In a free market economy, interest rates are subject to the law of supply and demand of the money supply, and one explanation of the tendency of interest rates to be generally greater than zero is the scarcity of loanable funds.

Perfect competition

perfectly competitiveperfect marketimperfect market
It postulates that, holding all else equal, in a competitive market, the unit price for a particular good, or other traded item such as labor or liquid financial assets, will vary until it settles at a point where the quantity demanded (at the current price) will equal the quantity supplied (at the current price), resulting in an economic equilibrium for price and quantity transacted.

Complementary good

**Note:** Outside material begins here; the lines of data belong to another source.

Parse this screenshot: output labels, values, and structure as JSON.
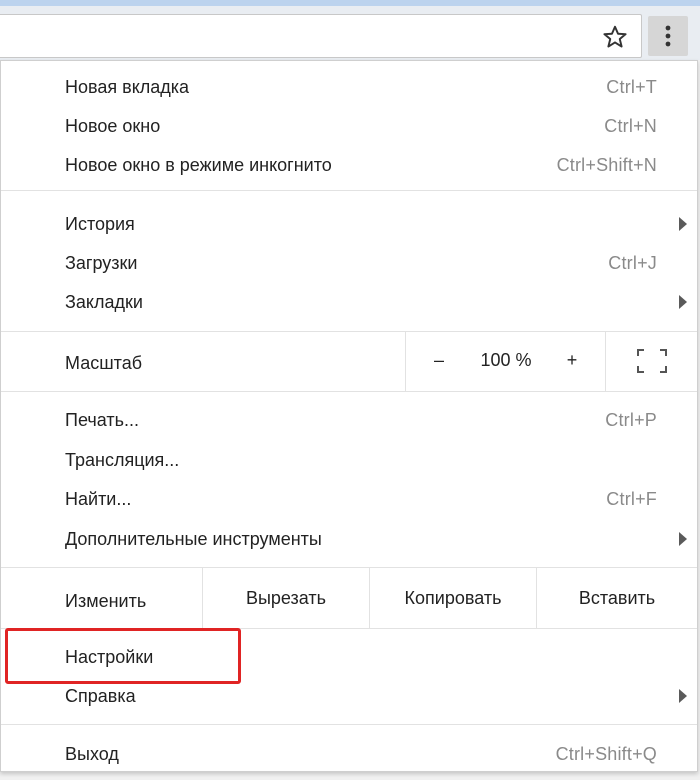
{
  "toolbar": {
    "star_icon": "star-outline-icon",
    "menu_icon": "kebab-menu-icon"
  },
  "menu": {
    "new_tab": {
      "label": "Новая вкладка",
      "shortcut": "Ctrl+T"
    },
    "new_window": {
      "label": "Новое окно",
      "shortcut": "Ctrl+N"
    },
    "incognito": {
      "label": "Новое окно в режиме инкогнито",
      "shortcut": "Ctrl+Shift+N"
    },
    "history": {
      "label": "История"
    },
    "downloads": {
      "label": "Загрузки",
      "shortcut": "Ctrl+J"
    },
    "bookmarks": {
      "label": "Закладки"
    },
    "zoom": {
      "label": "Масштаб",
      "minus": "–",
      "value": "100 %",
      "plus": "+"
    },
    "print": {
      "label": "Печать...",
      "shortcut": "Ctrl+P"
    },
    "cast": {
      "label": "Трансляция..."
    },
    "find": {
      "label": "Найти...",
      "shortcut": "Ctrl+F"
    },
    "more_tools": {
      "label": "Дополнительные инструменты"
    },
    "edit": {
      "label": "Изменить",
      "cut": "Вырезать",
      "copy": "Копировать",
      "paste": "Вставить"
    },
    "settings": {
      "label": "Настройки"
    },
    "help": {
      "label": "Справка"
    },
    "exit": {
      "label": "Выход",
      "shortcut": "Ctrl+Shift+Q"
    }
  },
  "colors": {
    "highlight": "#e02424",
    "shortcut_text": "#8a8a8a"
  }
}
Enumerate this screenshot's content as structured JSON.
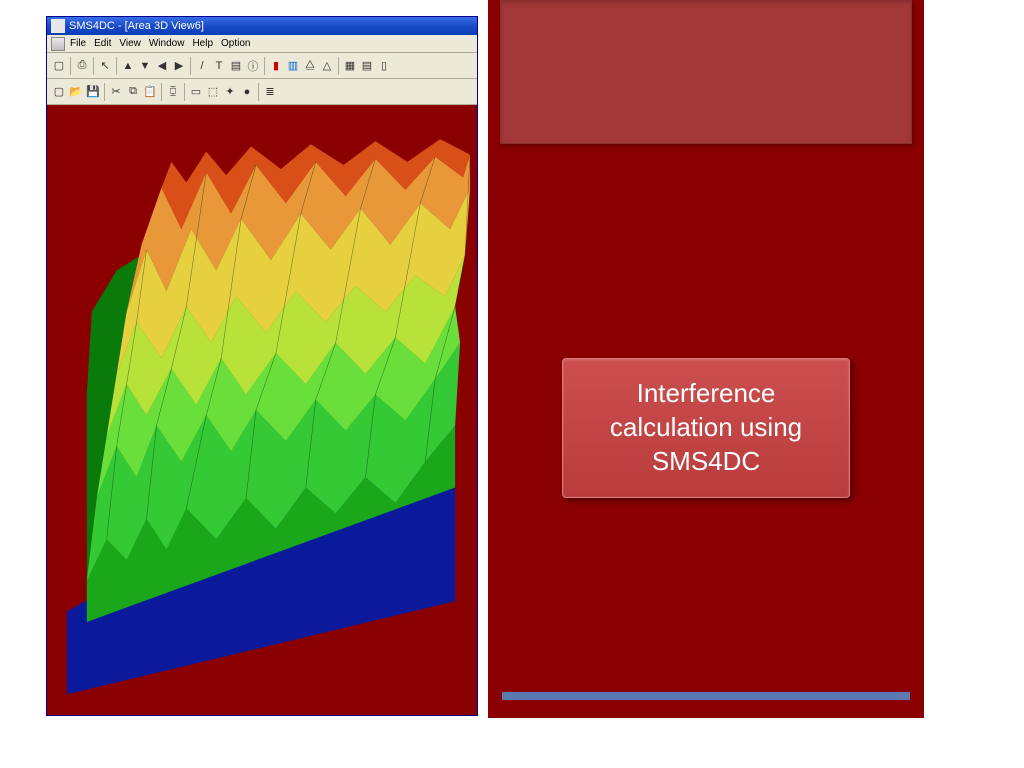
{
  "app": {
    "title": "SMS4DC - [Area 3D View6]",
    "menus": [
      "File",
      "Edit",
      "View",
      "Window",
      "Help",
      "Option"
    ]
  },
  "slide": {
    "title": "Interference calculation using SMS4DC"
  }
}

complementary goodscomplementscomplementary
goods that buyers are willing and able to purchase at various prices, assuming constant all other determinants of demand, such as income, tastes and preferences, the price of substitute goods, and the price of complementary goods.
The supply and demand for cars is represented by the figure at the right with the initial demand D1.

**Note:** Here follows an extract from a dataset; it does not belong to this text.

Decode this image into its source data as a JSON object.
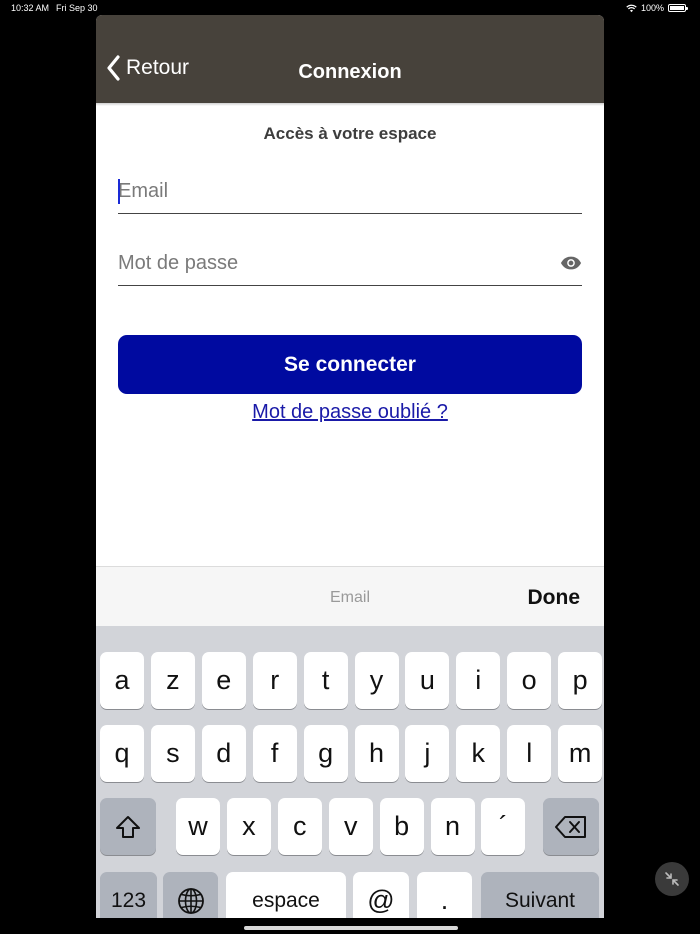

Exogenous and endogenous variables

exogenousexogenous variableendogenous
Typically, data on exogenous variables (that is, variables other than price and quantity, both of which are endogenous variables) are needed to perform such an estimation.
In the simple supply and demand model, a change in consumer tastes is unexplained by the model and imposes an exogenous change in demand that leads to a change in the endogenous equilibrium price and the endogenous equilibrium quantity transacted.

Microeconomics

microeconomicmicroeconomic theoryprice theory
In microeconomics, supply and demand is an economic model of price determination in a market. Compared to microeconomic uses of demand and supply, different (and more controversial) theoretical considerations apply to such macroeconomic counterparts as aggregate demand and aggregate supply.
The theory of supply and demand usually assumes that markets are perfectly competitive.

Econometrics

econometriceconometricianeconometric analysis
This can be done with simultaneous-equation methods of estimation in econometrics.
Economics often analyses systems of equations and inequalities, such as supply and demand hypothesized to be in equilibrium.

Giffen good

Two different types of goods with upward-sloping demand curves are Giffen goods (an inferior but staple good) and Veblen goods (goods made more fashionable by a higher price).
Rosen showed that the phenomenon could be explained by a normal demand model.

Parameter identification problem

identificationidentification problemidentified
The Parameter identification problem is a common issue in "structural estimation."
Consider a linear model for the supply and demand of some specific good.

Demand curve

demand functiondemandDemand Curves
A demand schedule, depicted graphically as a demand curve, represents the amount of certain

Law of demand

demand theoryif the price was right
According to the law of demand, the demand curve is always downward-sloping, meaning that as price decreases, consumers will buy more of the good.

Reduced form

reduced-form
An alternative to "structural estimation" is reduced-form estimation, which regresses each of the endogenous variables on the respective exogenous variables.
If we assume that demand is influenced not only by price, but also by an exogenous variable, Z, we can consider the structural supply and demand model

Consumer choice

consumer theoryincome effectconsumer choice theory
The theory of consumer choice is the branch of microeconomics that relates preferences to consumption expenditures and to consumer demand curves.

Aggregate demand

disaggregationKeynesian formulaaggregate
Compared to microeconomic uses of demand and supply, different (and more controversial) theoretical considerations apply to such macroeconomic counterparts as aggregate demand and aggregate supply.
Sometimes, especially in textbooks, "aggregate demand" refers to an entire demand curve that looks like that in a typical Marshallian supply and demand diagram.